New Covid-19 lifestyle restrictions, together with less fiscal support, will weigh on economies towards the end of the year. At the time of writing the emergency US federal unemployment package has lapsed and a new fiscal package has not been agreed. Taken together, delays in the enactment of such a stimulus and a sell-off in US technology stocks have all heightened the short-term risk in markets, although the vaccine news is hugely welcome.
Watch the equity risk premium
Meanwhile, monetary policy is exceptionally loose. The Fed has promised to keep rates on hold until the economy has reached “maximum employment” and inflation is “on track moderately to exceed 2% for some time”. A majority of the Federal Open Market Committee does not expect to move rates before at least the end of 2023. While bond yields are unlikely to rise in the next few years in the absence of inflation, they are unlikely to fall further given how low they are already. The equity risk premium is high enough that equities can still go higher – even if bond yields rise a little.
Growth versus value
This prolonged period of low interest rates suggests parallels with the “nifty 50” era of the 1960s and 1970s when 50 quality growth stocks dominated US equity market performance.
Even so, if bond yields only stabilise rather than go up, this could remove a major headwind for banks. Value stocks are now cheaper versus growth stocks than at any point in history – even cheaper than at the height of the dotcom bubble in 2000 (Figure 1).6 But they need a catalyst to prompt a rebound. A new fiscal deal and a successful, fully approved and rapidly distributed vaccine might provide that, but we are not there with either quite yet. There are a number of vaccine candidates in phase three trials, and three which so far look to be successful – but we still need some time for final approval, manufacturing and global distribution.
Value tends to outperform growth when the US dollar is weakening and global growth accelerating. Growth stocks did well in the late 1990s when the dollar was strong, while value performed better from 2001-07 when the dollar was weak. If the dollar weakens in the coming months, it could help lift all those value names currently in the doldrums.
Figure 1: Value stocks are extremely cheap relative to growth stocks
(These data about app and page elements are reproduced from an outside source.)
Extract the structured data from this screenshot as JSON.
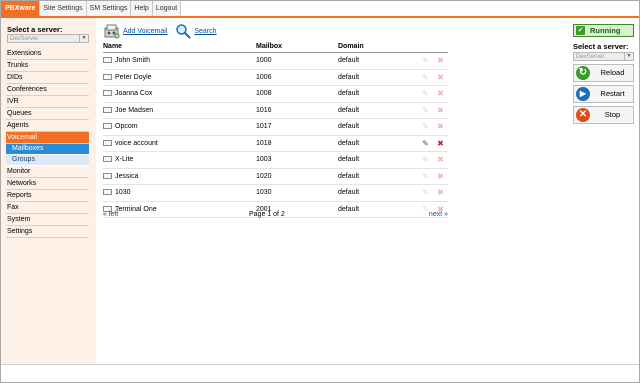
{
  "nav": {
    "logo": "PBXware",
    "tabs": [
      "Site Settings",
      "SM Settings",
      "Help",
      "Logout"
    ]
  },
  "left": {
    "server_label": "Select a server:",
    "server_value": "DevServer",
    "menu": [
      "Extensions",
      "Trunks",
      "DIDs",
      "Conferences",
      "IVR",
      "Queues",
      "Agents"
    ],
    "active_item": "Voicemail",
    "submenu": [
      "Mailboxes",
      "Groups"
    ],
    "menu_after": [
      "Monitor",
      "Networks",
      "Reports",
      "Fax",
      "System",
      "Settings"
    ]
  },
  "toolbar": {
    "add_label": "Add Voicemail",
    "search_label": "Search"
  },
  "table": {
    "columns": [
      "Name",
      "Mailbox",
      "Domain"
    ],
    "rows": [
      {
        "name": "John Smith",
        "mailbox": "1000",
        "domain": "default"
      },
      {
        "name": "Peter Doyle",
        "mailbox": "1006",
        "domain": "default"
      },
      {
        "name": "Joanna Cox",
        "mailbox": "1008",
        "domain": "default"
      },
      {
        "name": "Joe Madsen",
        "mailbox": "1016",
        "domain": "default"
      },
      {
        "name": "Opcom",
        "mailbox": "1017",
        "domain": "default"
      },
      {
        "name": "voice account",
        "mailbox": "1018",
        "domain": "default"
      },
      {
        "name": "X-Lite",
        "mailbox": "1003",
        "domain": "default"
      },
      {
        "name": "Jessica",
        "mailbox": "1020",
        "domain": "default"
      },
      {
        "name": "1030",
        "mailbox": "1030",
        "domain": "default"
      },
      {
        "name": "Terminal One",
        "mailbox": "2001",
        "domain": "default"
      }
    ],
    "highlighted_row": 5
  },
  "pager": {
    "prev": "« left",
    "info": "Page 1 of 2",
    "next": "next »"
  },
  "right": {
    "status": "Running",
    "server_label": "Select a server:",
    "server_value": "DevServer",
    "buttons": [
      "Reload",
      "Restart",
      "Stop"
    ]
  },
  "colors": {
    "accent": "#f36f21",
    "link": "#00529b",
    "running": "#3a9c26"
  }
}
Source: BCA Research Inc, September 2020. Based on relative price/book, price/earnings and dividend yields/IBES/Thomson Reuters and MSCI Inc.
Support for risk assets
With the US election behind us, vaccines should accelerate recovery. It is unlikely that current policy support will change as authorities want to run economies hot to sustain the recovery. That will push equities higher.
Until now, there has been a lot of uncertainty over long-term growth, which has counterbalanced the positive effects of lower rates. It has also reflected deflationary tail risks and fears about the future of the EU and the euro. Now that we are at the beginning of a new cycle, with moderate growth but low inflation and interest rates, policy support should help to reduce the risk of another recession.